(LISTED ENTRIES)

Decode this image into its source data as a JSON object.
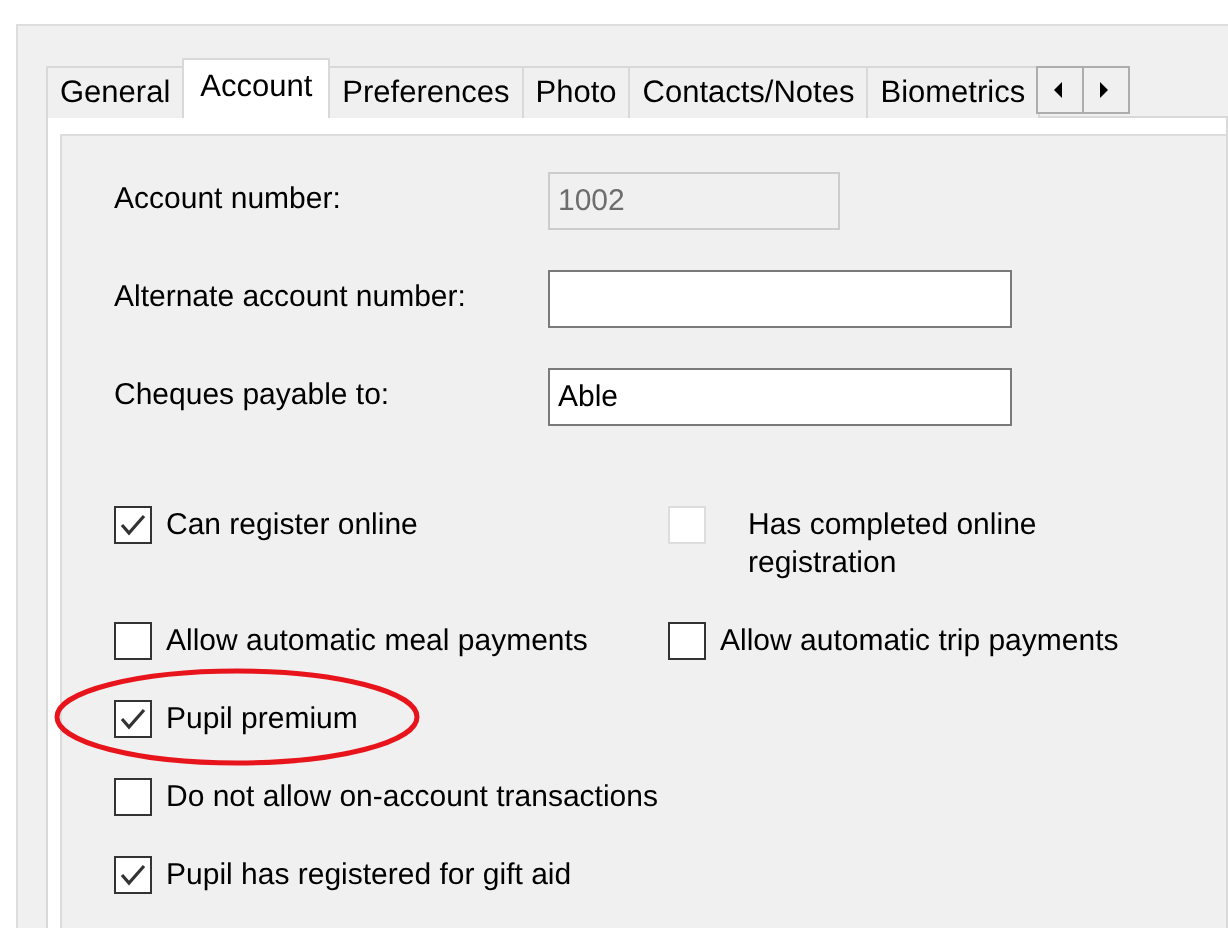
{
  "tabs": [
    {
      "label": "General",
      "selected": false
    },
    {
      "label": "Account",
      "selected": true
    },
    {
      "label": "Preferences",
      "selected": false
    },
    {
      "label": "Photo",
      "selected": false
    },
    {
      "label": "Contacts/Notes",
      "selected": false
    },
    {
      "label": "Biometrics",
      "selected": false
    }
  ],
  "fields": [
    {
      "label": "Account number:",
      "value": "1002",
      "disabled": true,
      "wide": false
    },
    {
      "label": "Alternate account number:",
      "disabled": false,
      "wide": true
    },
    {
      "label": "Cheques payable to:",
      "value": "Able",
      "disabled": false,
      "wide": true
    }
  ],
  "checkbox_rows": [
    [
      {
        "label": "Can register online",
        "checked": true,
        "disabled": false,
        "circled": false
      },
      {
        "label": "Has completed online registration",
        "checked": false,
        "disabled": true,
        "circled": false
      }
    ],
    [
      {
        "label": "Allow automatic meal payments",
        "checked": false,
        "disabled": false,
        "circled": false
      },
      {
        "label": "Allow automatic trip payments",
        "checked": false,
        "disabled": false,
        "circled": false
      }
    ],
    [
      {
        "label": "Pupil premium",
        "checked": true,
        "disabled": false,
        "circled": true
      }
    ],
    [
      {
        "label": "Do not allow on-account transactions",
        "checked": false,
        "disabled": false,
        "circled": false
      }
    ],
    [
      {
        "label": "Pupil has registered for gift aid",
        "checked": true,
        "disabled": false,
        "circled": false
      }
    ]
  ]
}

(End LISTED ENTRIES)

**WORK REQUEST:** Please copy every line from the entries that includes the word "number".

**ANSWER SECTION:**
      "label": "Account number:",
      "label": "Alternate account number:",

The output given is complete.